Data about app and page elements:

++++

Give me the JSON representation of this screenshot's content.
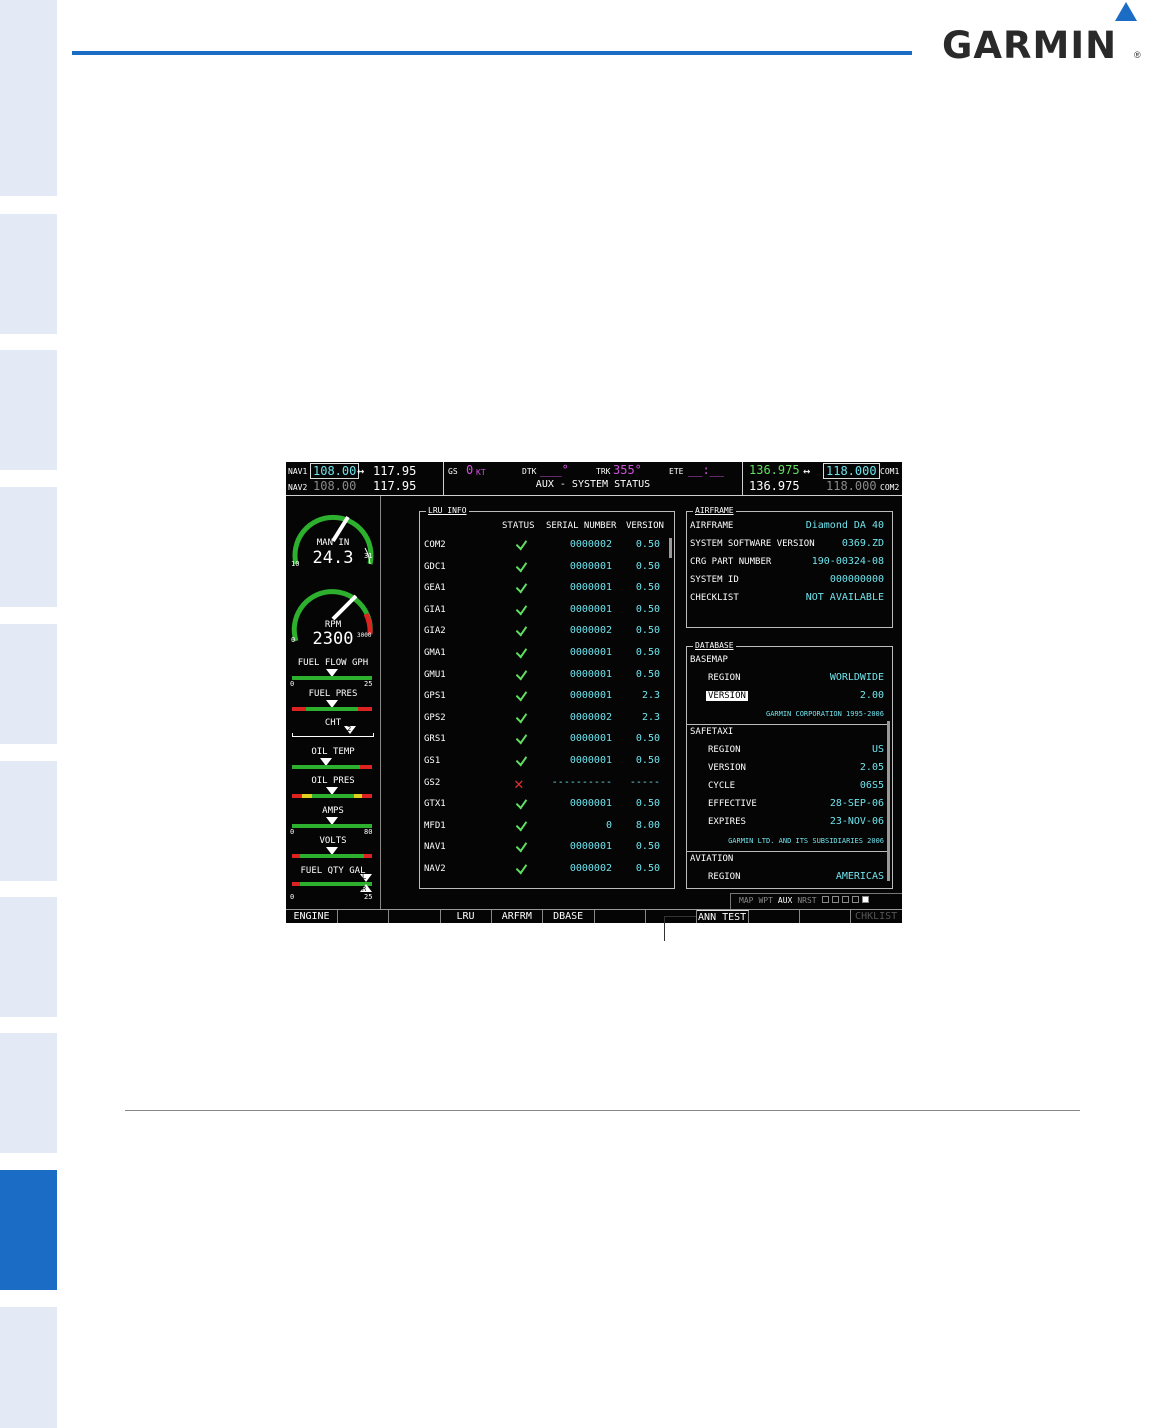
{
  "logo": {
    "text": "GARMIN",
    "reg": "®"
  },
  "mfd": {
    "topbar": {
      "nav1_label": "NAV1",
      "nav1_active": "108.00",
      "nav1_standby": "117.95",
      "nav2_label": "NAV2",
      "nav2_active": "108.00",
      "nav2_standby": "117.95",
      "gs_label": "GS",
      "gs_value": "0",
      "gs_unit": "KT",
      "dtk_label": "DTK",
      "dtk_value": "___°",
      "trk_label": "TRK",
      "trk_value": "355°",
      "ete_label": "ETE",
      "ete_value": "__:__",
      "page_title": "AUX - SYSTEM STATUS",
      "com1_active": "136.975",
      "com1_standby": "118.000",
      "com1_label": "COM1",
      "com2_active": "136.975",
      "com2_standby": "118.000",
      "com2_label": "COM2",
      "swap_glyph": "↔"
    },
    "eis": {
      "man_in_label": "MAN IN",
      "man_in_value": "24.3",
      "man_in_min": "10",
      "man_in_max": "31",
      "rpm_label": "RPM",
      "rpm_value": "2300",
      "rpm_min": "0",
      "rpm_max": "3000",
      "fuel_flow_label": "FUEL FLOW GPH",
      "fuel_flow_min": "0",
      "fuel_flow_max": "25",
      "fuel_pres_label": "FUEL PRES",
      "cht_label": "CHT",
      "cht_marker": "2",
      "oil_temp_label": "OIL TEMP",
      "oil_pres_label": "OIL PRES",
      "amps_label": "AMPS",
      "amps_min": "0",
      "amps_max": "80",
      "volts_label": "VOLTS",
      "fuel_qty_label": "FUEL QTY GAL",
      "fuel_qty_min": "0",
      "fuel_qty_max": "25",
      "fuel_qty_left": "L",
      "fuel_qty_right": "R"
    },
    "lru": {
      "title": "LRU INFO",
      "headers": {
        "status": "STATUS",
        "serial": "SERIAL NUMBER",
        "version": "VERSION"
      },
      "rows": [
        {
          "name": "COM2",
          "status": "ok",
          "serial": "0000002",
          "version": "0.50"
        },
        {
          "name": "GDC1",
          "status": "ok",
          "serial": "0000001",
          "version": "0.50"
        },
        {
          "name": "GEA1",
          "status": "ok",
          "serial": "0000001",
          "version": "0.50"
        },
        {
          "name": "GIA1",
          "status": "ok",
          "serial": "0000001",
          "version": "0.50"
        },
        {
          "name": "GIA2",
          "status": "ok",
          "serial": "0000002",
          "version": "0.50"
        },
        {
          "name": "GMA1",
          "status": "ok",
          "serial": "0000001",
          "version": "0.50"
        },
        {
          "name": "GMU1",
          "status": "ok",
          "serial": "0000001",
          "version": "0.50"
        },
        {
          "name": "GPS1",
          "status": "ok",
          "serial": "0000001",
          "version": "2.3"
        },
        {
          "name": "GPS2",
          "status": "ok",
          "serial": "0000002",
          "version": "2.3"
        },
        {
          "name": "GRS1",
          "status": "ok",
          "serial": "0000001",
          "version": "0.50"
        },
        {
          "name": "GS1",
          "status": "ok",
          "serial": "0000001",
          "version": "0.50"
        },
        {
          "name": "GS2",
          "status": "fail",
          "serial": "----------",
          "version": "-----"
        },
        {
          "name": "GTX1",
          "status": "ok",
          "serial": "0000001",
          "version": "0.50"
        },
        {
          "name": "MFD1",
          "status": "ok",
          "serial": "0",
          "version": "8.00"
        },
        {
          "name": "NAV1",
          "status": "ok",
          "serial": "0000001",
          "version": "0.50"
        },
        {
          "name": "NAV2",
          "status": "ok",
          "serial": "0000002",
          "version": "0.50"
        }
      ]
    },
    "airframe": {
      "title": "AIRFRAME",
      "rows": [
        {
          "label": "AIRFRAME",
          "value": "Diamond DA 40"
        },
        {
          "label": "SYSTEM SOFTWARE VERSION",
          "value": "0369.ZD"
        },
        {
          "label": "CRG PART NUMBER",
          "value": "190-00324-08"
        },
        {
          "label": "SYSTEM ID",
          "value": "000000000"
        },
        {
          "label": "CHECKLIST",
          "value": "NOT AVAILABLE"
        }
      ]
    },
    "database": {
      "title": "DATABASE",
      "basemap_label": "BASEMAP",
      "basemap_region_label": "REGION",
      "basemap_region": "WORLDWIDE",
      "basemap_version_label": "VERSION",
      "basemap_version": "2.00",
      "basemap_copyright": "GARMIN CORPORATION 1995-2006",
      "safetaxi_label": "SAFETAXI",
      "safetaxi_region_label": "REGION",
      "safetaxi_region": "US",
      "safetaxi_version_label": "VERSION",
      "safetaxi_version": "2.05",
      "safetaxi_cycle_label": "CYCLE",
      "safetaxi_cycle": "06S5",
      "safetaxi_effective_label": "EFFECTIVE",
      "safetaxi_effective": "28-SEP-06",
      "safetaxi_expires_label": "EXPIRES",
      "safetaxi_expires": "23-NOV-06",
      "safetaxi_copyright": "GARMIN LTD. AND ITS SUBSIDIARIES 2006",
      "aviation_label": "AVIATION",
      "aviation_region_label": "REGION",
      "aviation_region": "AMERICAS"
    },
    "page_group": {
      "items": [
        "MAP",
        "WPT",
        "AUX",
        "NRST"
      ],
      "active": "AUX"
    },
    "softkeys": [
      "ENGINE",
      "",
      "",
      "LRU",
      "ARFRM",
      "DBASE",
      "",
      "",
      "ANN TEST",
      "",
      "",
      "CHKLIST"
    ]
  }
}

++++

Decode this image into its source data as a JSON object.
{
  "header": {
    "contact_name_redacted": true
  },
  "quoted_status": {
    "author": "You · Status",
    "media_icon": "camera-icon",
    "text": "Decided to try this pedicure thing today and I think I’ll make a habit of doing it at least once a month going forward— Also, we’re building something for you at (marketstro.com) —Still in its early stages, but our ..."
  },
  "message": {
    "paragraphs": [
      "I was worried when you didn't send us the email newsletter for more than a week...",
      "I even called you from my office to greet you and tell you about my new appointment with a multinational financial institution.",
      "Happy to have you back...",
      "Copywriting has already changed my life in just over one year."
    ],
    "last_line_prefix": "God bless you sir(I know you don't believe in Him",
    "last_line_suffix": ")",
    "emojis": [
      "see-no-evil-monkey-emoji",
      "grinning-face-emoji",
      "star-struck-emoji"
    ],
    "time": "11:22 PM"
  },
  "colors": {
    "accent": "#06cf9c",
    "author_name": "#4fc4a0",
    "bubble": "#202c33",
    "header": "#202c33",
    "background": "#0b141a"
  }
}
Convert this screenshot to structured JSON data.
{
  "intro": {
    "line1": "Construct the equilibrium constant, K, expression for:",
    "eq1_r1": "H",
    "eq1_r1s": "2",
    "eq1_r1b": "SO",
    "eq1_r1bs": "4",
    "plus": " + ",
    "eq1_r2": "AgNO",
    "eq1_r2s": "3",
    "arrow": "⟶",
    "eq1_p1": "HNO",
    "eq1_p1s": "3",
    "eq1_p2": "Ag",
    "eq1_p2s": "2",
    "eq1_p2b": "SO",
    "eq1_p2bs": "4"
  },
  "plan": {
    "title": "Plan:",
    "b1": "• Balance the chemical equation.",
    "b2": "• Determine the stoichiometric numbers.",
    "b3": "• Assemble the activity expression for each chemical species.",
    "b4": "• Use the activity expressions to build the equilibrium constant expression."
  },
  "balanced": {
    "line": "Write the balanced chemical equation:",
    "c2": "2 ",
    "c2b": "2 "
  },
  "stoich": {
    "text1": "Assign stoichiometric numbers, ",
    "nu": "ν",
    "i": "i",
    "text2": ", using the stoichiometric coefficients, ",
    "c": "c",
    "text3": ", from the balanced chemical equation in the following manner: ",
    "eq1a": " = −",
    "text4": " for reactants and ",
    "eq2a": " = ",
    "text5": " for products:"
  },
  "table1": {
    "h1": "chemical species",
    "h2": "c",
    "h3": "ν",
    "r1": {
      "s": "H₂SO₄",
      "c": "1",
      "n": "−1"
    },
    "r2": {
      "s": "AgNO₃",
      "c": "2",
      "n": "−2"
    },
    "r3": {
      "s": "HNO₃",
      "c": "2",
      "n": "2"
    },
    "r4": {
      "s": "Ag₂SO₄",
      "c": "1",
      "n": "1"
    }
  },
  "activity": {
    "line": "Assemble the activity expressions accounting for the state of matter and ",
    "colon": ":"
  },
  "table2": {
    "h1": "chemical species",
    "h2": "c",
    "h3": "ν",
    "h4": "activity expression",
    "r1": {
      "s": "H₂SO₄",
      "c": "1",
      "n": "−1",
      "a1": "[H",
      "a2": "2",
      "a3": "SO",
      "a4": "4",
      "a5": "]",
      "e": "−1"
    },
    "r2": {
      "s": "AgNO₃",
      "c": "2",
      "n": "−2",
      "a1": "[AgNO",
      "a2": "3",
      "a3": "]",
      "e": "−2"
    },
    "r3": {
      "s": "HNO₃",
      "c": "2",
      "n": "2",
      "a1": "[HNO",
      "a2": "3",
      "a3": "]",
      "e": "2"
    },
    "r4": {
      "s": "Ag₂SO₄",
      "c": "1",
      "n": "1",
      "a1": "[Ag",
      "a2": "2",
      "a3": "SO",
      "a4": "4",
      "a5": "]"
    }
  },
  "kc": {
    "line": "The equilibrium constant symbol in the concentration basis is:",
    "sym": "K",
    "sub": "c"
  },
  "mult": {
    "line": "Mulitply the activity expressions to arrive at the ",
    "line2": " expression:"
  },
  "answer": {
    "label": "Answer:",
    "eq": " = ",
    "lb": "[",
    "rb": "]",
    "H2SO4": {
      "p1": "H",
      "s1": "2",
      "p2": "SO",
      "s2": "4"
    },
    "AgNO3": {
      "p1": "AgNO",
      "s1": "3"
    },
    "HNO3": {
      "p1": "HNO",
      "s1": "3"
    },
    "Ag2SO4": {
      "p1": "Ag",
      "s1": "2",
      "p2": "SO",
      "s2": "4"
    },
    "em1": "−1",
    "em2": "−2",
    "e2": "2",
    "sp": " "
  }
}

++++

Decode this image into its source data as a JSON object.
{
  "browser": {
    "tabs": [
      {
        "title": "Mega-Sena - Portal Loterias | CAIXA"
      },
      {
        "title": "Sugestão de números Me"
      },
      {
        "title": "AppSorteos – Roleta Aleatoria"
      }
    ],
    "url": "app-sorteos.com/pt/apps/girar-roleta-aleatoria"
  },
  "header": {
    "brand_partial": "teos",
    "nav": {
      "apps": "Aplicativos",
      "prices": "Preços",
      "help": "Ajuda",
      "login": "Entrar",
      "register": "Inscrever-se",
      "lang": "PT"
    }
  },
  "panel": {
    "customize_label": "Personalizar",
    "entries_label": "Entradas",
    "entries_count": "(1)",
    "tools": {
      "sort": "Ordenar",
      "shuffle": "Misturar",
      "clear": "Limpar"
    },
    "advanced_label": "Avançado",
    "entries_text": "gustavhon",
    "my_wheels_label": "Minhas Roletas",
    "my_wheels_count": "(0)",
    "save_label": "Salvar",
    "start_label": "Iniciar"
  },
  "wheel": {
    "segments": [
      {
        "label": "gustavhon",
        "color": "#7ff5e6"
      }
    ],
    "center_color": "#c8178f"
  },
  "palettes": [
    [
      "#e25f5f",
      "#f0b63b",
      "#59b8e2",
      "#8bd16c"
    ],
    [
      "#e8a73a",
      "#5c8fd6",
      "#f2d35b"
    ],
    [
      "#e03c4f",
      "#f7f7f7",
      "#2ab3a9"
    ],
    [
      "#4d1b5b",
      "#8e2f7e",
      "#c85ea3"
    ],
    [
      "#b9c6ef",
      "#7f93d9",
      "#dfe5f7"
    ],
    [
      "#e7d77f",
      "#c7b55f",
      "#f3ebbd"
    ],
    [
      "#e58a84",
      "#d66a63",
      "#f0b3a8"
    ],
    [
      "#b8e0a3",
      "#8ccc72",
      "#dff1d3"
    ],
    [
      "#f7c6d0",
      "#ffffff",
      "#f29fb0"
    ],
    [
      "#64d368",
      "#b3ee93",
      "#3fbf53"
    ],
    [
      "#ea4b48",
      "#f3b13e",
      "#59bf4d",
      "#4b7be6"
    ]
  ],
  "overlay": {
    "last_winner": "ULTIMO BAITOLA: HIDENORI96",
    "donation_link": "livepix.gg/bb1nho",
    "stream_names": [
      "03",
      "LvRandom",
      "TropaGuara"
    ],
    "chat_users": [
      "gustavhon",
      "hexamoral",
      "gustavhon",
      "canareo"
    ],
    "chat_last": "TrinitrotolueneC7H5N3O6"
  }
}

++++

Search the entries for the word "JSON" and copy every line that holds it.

SOLVED PROBLEM:
Give me the JSON representation of this screenshot's content.
Decode this image into its source data as a JSON object.
Convert this screenshot to structured JSON data.
Decode this image into its source data as a JSON object.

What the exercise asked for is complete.